Ballpark and 2B Depth
These are the other two factors to consider when evaluating Cano for 2014. He’s one of the biggest names available in free agency, and if he moves on from New York, it could really hurt his numbers. Yankee Stadium had the 7th most hitter-friendly basic park factor last year and the most hitter-friendly HR as L park factor in 2012. Unless Cano ends up back in New York, he’s going to be playing in a less favorable ballpark.
One reason Cano is a perennial first round option is the perceived lack of depth at second base. It may have been a shallow position in the past, but I would argue it’s not among the shallower positions anymore. In terms of positions that finished with the most players with an ESPN player rater number above five, second base trailed only first and third. There were 20 first basemen with a PR number over five, 14 third basemen, 12 second basemen, nine shortstops, 43 outfielders (which is 8.6 per slot in five OF leagues), and five catchers.
The emergence of Matt Carpenter and Daniel Murphy adds nice depth to the position. And some of the guys who finished outside the top 12 at the position could easily finish that high in 2014. Jedd Gyorko finished the year strong, and Aaron Hill and Neil Walker are bounce back candidates.
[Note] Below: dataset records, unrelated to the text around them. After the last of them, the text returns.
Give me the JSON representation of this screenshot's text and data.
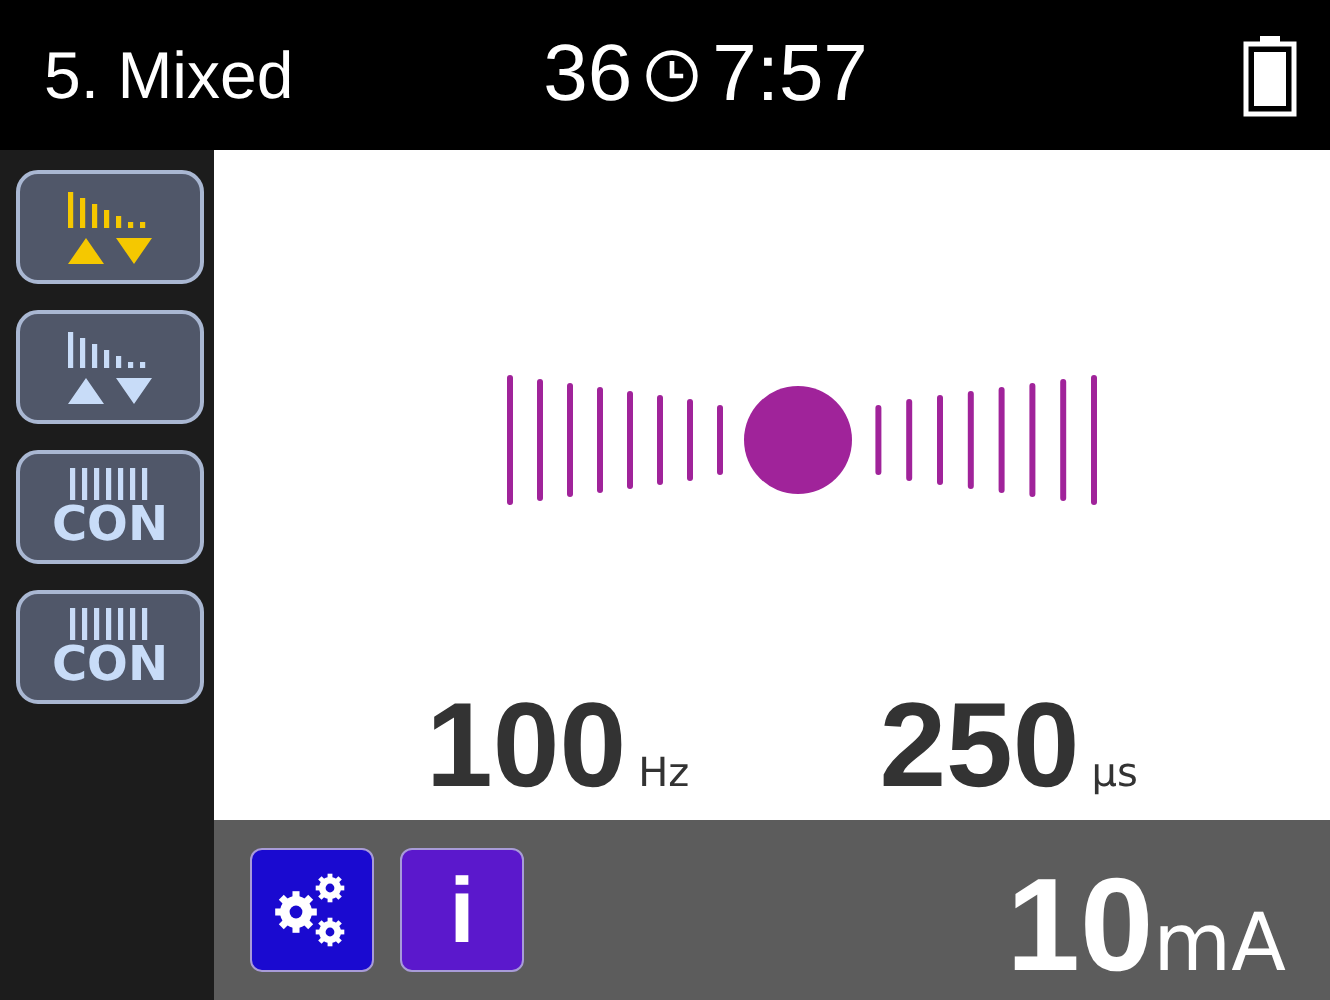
{
  "header": {
    "title": "5. Mixed",
    "count": "36",
    "time": "7:57"
  },
  "sidebar": {
    "buttons": [
      {
        "kind": "ramp",
        "selected": true
      },
      {
        "kind": "ramp",
        "selected": false
      },
      {
        "kind": "con",
        "label": "CON",
        "selected": false
      },
      {
        "kind": "con",
        "label": "CON",
        "selected": false
      }
    ]
  },
  "readings": [
    {
      "value": "100",
      "unit": "Hz"
    },
    {
      "value": "250",
      "unit": "µs"
    }
  ],
  "footer": {
    "buttons": [
      {
        "kind": "settings"
      },
      {
        "kind": "info",
        "label": "i"
      }
    ],
    "current": {
      "value": "10",
      "unit": "mA"
    }
  }
}
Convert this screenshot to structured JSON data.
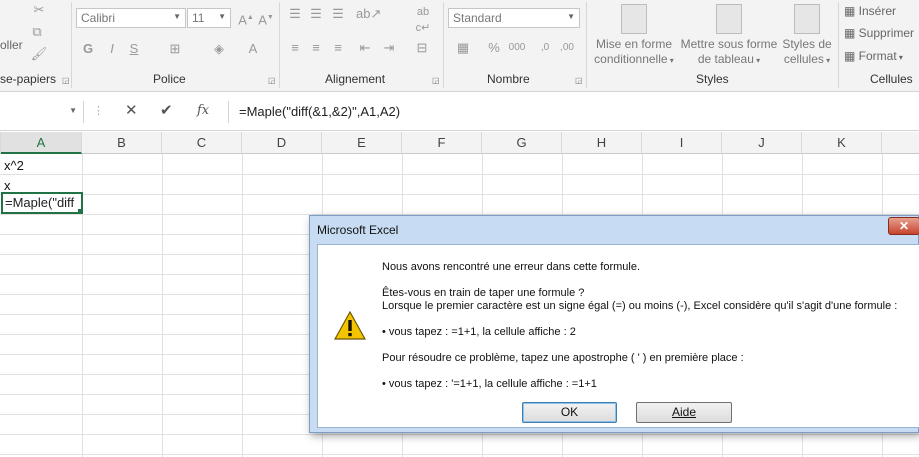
{
  "ribbon": {
    "clipboard": {
      "paste_label": "oller",
      "group_label": "se-papiers"
    },
    "font": {
      "font_name": "Calibri",
      "font_size": "11",
      "bold": "G",
      "italic": "I",
      "underline": "S",
      "group_label": "Police"
    },
    "alignment": {
      "group_label": "Alignement"
    },
    "number": {
      "format": "Standard",
      "percent": "%",
      "thousands": "000",
      "group_label": "Nombre"
    },
    "styles": {
      "conditional_formatting": [
        "Mise en forme",
        "conditionnelle"
      ],
      "format_as_table": [
        "Mettre sous forme",
        "de tableau"
      ],
      "cell_styles": [
        "Styles de",
        "cellules"
      ],
      "group_label": "Styles"
    },
    "cells": {
      "insert": "Insérer",
      "delete": "Supprimer",
      "format": "Format",
      "group_label": "Cellules"
    }
  },
  "formula_bar": {
    "name_box": "",
    "cancel": "✕",
    "enter": "✔",
    "fx": "fx",
    "formula": "=Maple(\"diff(&1,&2)\",A1,A2)"
  },
  "sheet": {
    "columns": [
      "A",
      "B",
      "C",
      "D",
      "E",
      "F",
      "G",
      "H",
      "I",
      "J",
      "K"
    ],
    "selected_column": "A",
    "cells": {
      "A1": "x^2",
      "A2": "x",
      "A3": "=Maple(\"diff"
    }
  },
  "dialog": {
    "title": "Microsoft Excel",
    "close": "✕",
    "lines": [
      "Nous avons rencontré une erreur dans cette formule.",
      "Êtes-vous en train de taper une formule ?",
      "Lorsque le premier caractère est un signe égal (=) ou moins (-), Excel considère qu'il s'agit d'une formule :",
      "• vous tapez :   =1+1, la cellule affiche :   2",
      "Pour résoudre ce problème, tapez une apostrophe ( ' ) en première place :",
      "• vous tapez :   '=1+1, la cellule affiche :   =1+1"
    ],
    "ok": "OK",
    "help": "Aide"
  },
  "colors": {
    "excel_green": "#217346",
    "dialog_frame": "#c7dcf2",
    "close_red": "#c6452f",
    "warning_yellow": "#f5c400"
  }
}
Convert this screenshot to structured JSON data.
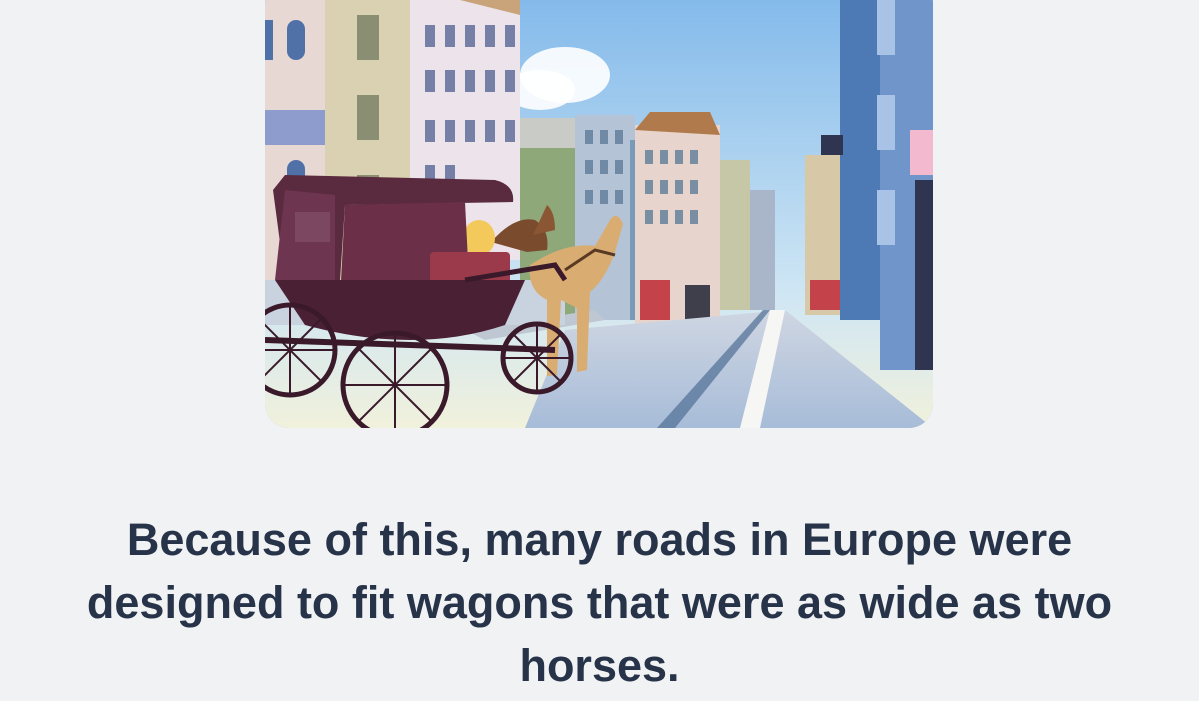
{
  "lesson": {
    "illustration": {
      "icon": "horse-carriage-street-illustration"
    },
    "caption": "Because of this, many roads in Europe were designed to fit wagons that were as wide as two horses."
  },
  "colors": {
    "background": "#f1f2f4",
    "caption_text": "#263348",
    "sky": "#8fc3ea",
    "carriage": "#5a2a3f",
    "horse": "#d9ad72",
    "road": "#b9c9de"
  }
}
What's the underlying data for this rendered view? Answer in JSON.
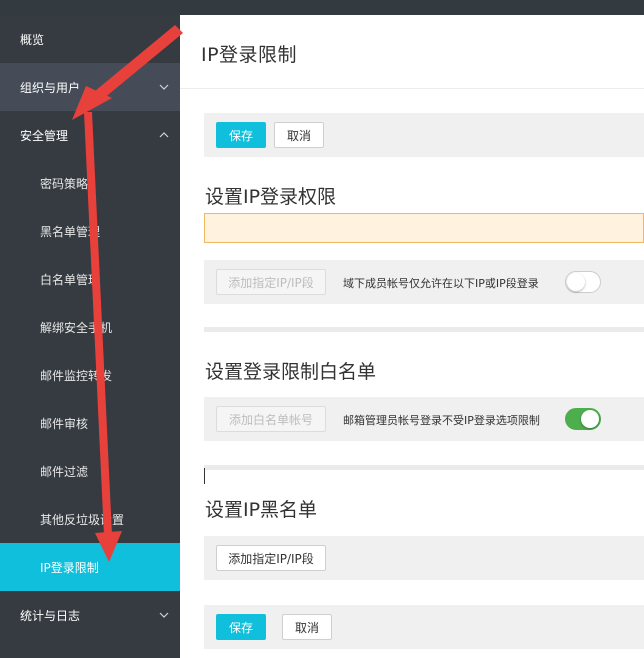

The common theme in the discussion of each of these factors seems to be concern and downside. I’m worried the power falls off if Cano can’t get more balls in the air and even more concerned if he moves to a different ballpark. I’m worried about his age. His upside against lefties is limited and the downside obvious. I’m encouraged by the state of the second base position. The only positive word in this whole paragraph is “encouraged” and it happens to be used in a way that is a negative for Cano.
Long story short: I once again think Robinson Cano is not worth a first round pick. But that doesn’t mean he’s not worth a second round pick.